Metabolic syndrome is the name for a group of risk factors, such as high blood pressure and cholesterol levels, that increase the risk for adverse health issues, from heart disease and diabetes to stroke.

The researchers from University of California in US, found that when participants restricted their eating to 10 hours or less over a period of 12 weeks, they lost weight, reduced abdominal fat, lowered blood pressure and cholesterol and enjoyed more stable blood sugar and insulin levels.

Diabetes risks
Time-restricted eating can improve the health of those with diabetes. Pixabay

“Time-restricted eating is a simple dietary intervention to incorporate, and we found that participants were able to keep the eating schedule,” said study co-author Satchin Panda from the University of California in US.

“Eating and drinking everything (except water) during a 10-hour window allows your body to rest and restore for 14 hours at night.
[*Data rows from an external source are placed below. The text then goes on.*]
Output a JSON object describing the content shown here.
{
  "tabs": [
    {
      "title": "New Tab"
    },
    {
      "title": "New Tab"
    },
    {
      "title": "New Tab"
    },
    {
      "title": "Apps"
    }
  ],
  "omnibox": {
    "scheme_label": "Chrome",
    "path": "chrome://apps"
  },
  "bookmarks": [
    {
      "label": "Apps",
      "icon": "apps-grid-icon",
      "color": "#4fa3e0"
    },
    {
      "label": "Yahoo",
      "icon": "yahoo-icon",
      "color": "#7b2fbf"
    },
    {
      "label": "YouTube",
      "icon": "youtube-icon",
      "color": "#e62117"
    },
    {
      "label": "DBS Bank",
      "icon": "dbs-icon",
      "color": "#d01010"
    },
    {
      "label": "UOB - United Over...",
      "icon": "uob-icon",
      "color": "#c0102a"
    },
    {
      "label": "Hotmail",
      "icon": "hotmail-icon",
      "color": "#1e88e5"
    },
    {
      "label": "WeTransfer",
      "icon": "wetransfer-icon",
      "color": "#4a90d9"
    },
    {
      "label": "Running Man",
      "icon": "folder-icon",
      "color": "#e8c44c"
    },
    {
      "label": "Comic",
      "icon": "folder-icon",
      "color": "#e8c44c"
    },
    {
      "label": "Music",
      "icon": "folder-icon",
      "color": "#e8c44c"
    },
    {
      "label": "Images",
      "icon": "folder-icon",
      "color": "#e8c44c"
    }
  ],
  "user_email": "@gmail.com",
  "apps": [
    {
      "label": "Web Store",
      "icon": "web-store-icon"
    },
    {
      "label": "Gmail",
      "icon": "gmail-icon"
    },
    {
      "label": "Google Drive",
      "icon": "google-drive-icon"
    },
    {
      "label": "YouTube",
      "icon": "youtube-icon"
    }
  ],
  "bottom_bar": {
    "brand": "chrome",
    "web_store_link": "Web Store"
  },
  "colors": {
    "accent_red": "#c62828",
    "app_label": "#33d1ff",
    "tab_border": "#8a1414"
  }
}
Your body can also anticipate when you will eat, so it can prepare the body to optimize metabolism,” Panda added.

Time-restricted eating (eating all calories within a consistent 10-hour window) allows individuals to eat in a manner that supports their circadian rhythms and their health.

Circadian rhythms are the 24-hour cycles of biological processes that affect nearly every cell in the body.

Erratic eating patterns can disrupt this system and induce symptoms of metabolic syndrome, including increased abdominal fat and abnormal cholesterol or triglycerides.

The study involved 19 participants diagnosed with metabolic syndrome, with 16 taking at least one medication, like a statin.

Diabetes risk factor
Metabolic syndrome is the name for a group of risk factors that includes diabetes. Pixabay

Participants used an app created by Panda called myCircadianClock to log when and what they ate during an initial two-week baseline period followed by three months of 10-hour time-restricted eating per day.

They were told they could decide what time to eat and how much to eat as long as all food consumption occurred within a 10-hour window.

At the end of the 12 weeks, participants averaged a three per cent reduction in weight and body mass index (BMI) and a four per cent reduction in abdominal/visceral fat.

Many also experienced reductions in cholesterol and blood pressure and improvements in fasting glucose. Seventy percent of participants reported an increase in sleep satisfaction or in the amount they slept.

Also Read- Parents With Single Child More Likely to Tackle an Obese Kid: Study

“Patients also reported that they generally had more energy, and some were able to have their medications lowered or stopped after completing the study,” said study researcher Pam Taub from University of California. (IANS)